- _Work order_: The full set of records must be printed exactly as given.

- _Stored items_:
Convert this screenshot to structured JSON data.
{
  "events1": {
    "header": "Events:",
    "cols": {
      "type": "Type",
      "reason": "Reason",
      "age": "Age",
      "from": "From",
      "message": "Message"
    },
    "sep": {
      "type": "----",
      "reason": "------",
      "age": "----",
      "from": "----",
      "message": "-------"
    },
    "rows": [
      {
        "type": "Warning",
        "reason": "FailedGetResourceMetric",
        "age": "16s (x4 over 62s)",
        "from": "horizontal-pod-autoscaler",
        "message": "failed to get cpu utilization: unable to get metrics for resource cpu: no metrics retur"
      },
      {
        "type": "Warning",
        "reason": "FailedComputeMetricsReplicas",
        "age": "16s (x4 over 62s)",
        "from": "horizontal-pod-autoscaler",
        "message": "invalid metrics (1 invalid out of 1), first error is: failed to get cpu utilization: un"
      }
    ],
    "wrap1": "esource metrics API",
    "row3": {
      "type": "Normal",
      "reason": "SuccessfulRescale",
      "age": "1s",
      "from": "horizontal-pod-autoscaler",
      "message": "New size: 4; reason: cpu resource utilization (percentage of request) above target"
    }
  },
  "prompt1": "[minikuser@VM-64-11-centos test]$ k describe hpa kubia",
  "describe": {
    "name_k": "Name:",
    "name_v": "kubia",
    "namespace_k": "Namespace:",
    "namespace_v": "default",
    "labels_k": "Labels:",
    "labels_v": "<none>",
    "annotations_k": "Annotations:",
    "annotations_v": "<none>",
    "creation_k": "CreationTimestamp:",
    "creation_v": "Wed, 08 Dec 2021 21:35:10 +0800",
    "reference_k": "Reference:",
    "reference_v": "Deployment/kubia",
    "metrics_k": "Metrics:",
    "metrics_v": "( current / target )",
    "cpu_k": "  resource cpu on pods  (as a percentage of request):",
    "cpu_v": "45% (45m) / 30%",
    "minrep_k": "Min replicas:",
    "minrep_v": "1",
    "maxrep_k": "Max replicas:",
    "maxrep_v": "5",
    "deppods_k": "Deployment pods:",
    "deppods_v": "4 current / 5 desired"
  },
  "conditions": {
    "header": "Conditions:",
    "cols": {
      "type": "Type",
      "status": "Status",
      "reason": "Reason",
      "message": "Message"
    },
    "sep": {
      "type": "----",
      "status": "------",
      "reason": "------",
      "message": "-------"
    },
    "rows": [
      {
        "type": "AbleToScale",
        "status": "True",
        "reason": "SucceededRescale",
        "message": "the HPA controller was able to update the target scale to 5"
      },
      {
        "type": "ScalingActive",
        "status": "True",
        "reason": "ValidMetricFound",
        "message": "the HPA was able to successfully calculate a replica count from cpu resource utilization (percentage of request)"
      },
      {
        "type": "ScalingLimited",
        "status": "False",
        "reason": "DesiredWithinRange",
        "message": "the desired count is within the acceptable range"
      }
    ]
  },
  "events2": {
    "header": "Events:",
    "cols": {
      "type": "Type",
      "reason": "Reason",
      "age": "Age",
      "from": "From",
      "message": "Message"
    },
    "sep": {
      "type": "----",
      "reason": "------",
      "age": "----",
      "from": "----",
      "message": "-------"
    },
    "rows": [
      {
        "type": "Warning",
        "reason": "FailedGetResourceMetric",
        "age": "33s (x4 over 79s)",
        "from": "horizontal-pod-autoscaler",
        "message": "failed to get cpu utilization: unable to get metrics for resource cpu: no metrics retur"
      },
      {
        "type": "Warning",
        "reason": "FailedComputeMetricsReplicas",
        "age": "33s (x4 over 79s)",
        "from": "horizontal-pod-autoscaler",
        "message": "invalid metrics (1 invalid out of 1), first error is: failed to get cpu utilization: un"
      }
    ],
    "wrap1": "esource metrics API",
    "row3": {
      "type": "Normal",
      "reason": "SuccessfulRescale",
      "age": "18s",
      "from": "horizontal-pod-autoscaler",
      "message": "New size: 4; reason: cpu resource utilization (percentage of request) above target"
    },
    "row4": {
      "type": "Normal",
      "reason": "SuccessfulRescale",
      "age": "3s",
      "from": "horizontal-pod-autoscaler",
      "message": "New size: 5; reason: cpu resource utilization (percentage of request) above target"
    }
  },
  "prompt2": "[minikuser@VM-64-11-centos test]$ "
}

- _Answer to the exercise_:
Convert this screenshot to structured JSON data.
{
  "events1": {
    "header": "Events:",
    "cols": {
      "type": "Type",
      "reason": "Reason",
      "age": "Age",
      "from": "From",
      "message": "Message"
    },
    "sep": {
      "type": "----",
      "reason": "------",
      "age": "----",
      "from": "----",
      "message": "-------"
    },
    "rows": [
      {
        "type": "Warning",
        "reason": "FailedGetResourceMetric",
        "age": "16s (x4 over 62s)",
        "from": "horizontal-pod-autoscaler",
        "message": "failed to get cpu utilization: unable to get metrics for resource cpu: no metrics retur"
      },
      {
        "type": "Warning",
        "reason": "FailedComputeMetricsReplicas",
        "age": "16s (x4 over 62s)",
        "from": "horizontal-pod-autoscaler",
        "message": "invalid metrics (1 invalid out of 1), first error is: failed to get cpu utilization: un"
      }
    ],
    "wrap1": "esource metrics API",
    "row3": {
      "type": "Normal",
      "reason": "SuccessfulRescale",
      "age": "1s",
      "from": "horizontal-pod-autoscaler",
      "message": "New size: 4; reason: cpu resource utilization (percentage of request) above target"
    }
  },
  "prompt1": "[minikuser@VM-64-11-centos test]$ k describe hpa kubia",
  "describe": {
    "name_k": "Name:",
    "name_v": "kubia",
    "namespace_k": "Namespace:",
    "namespace_v": "default",
    "labels_k": "Labels:",
    "labels_v": "<none>",
    "annotations_k": "Annotations:",
    "annotations_v": "<none>",
    "creation_k": "CreationTimestamp:",
    "creation_v": "Wed, 08 Dec 2021 21:35:10 +0800",
    "reference_k": "Reference:",
    "reference_v": "Deployment/kubia",
    "metrics_k": "Metrics:",
    "metrics_v": "( current / target )",
    "cpu_k": "  resource cpu on pods  (as a percentage of request):",
    "cpu_v": "45% (45m) / 30%",
    "minrep_k": "Min replicas:",
    "minrep_v": "1",
    "maxrep_k": "Max replicas:",
    "maxrep_v": "5",
    "deppods_k": "Deployment pods:",
    "deppods_v": "4 current / 5 desired"
  },
  "conditions": {
    "header": "Conditions:",
    "cols": {
      "type": "Type",
      "status": "Status",
      "reason": "Reason",
      "message": "Message"
    },
    "sep": {
      "type": "----",
      "status": "------",
      "reason": "------",
      "message": "-------"
    },
    "rows": [
      {
        "type": "AbleToScale",
        "status": "True",
        "reason": "SucceededRescale",
        "message": "the HPA controller was able to update the target scale to 5"
      },
      {
        "type": "ScalingActive",
        "status": "True",
        "reason": "ValidMetricFound",
        "message": "the HPA was able to successfully calculate a replica count from cpu resource utilization (percentage of request)"
      },
      {
        "type": "ScalingLimited",
        "status": "False",
        "reason": "DesiredWithinRange",
        "message": "the desired count is within the acceptable range"
      }
    ]
  },
  "events2": {
    "header": "Events:",
    "cols": {
      "type": "Type",
      "reason": "Reason",
      "age": "Age",
      "from": "From",
      "message": "Message"
    },
    "sep": {
      "type": "----",
      "reason": "------",
      "age": "----",
      "from": "----",
      "message": "-------"
    },
    "rows": [
      {
        "type": "Warning",
        "reason": "FailedGetResourceMetric",
        "age": "33s (x4 over 79s)",
        "from": "horizontal-pod-autoscaler",
        "message": "failed to get cpu utilization: unable to get metrics for resource cpu: no metrics retur"
      },
      {
        "type": "Warning",
        "reason": "FailedComputeMetricsReplicas",
        "age": "33s (x4 over 79s)",
        "from": "horizontal-pod-autoscaler",
        "message": "invalid metrics (1 invalid out of 1), first error is: failed to get cpu utilization: un"
      }
    ],
    "wrap1": "esource metrics API",
    "row3": {
      "type": "Normal",
      "reason": "SuccessfulRescale",
      "age": "18s",
      "from": "horizontal-pod-autoscaler",
      "message": "New size: 4; reason: cpu resource utilization (percentage of request) above target"
    },
    "row4": {
      "type": "Normal",
      "reason": "SuccessfulRescale",
      "age": "3s",
      "from": "horizontal-pod-autoscaler",
      "message": "New size: 5; reason: cpu resource utilization (percentage of request) above target"
    }
  },
  "prompt2": "[minikuser@VM-64-11-centos test]$ "
}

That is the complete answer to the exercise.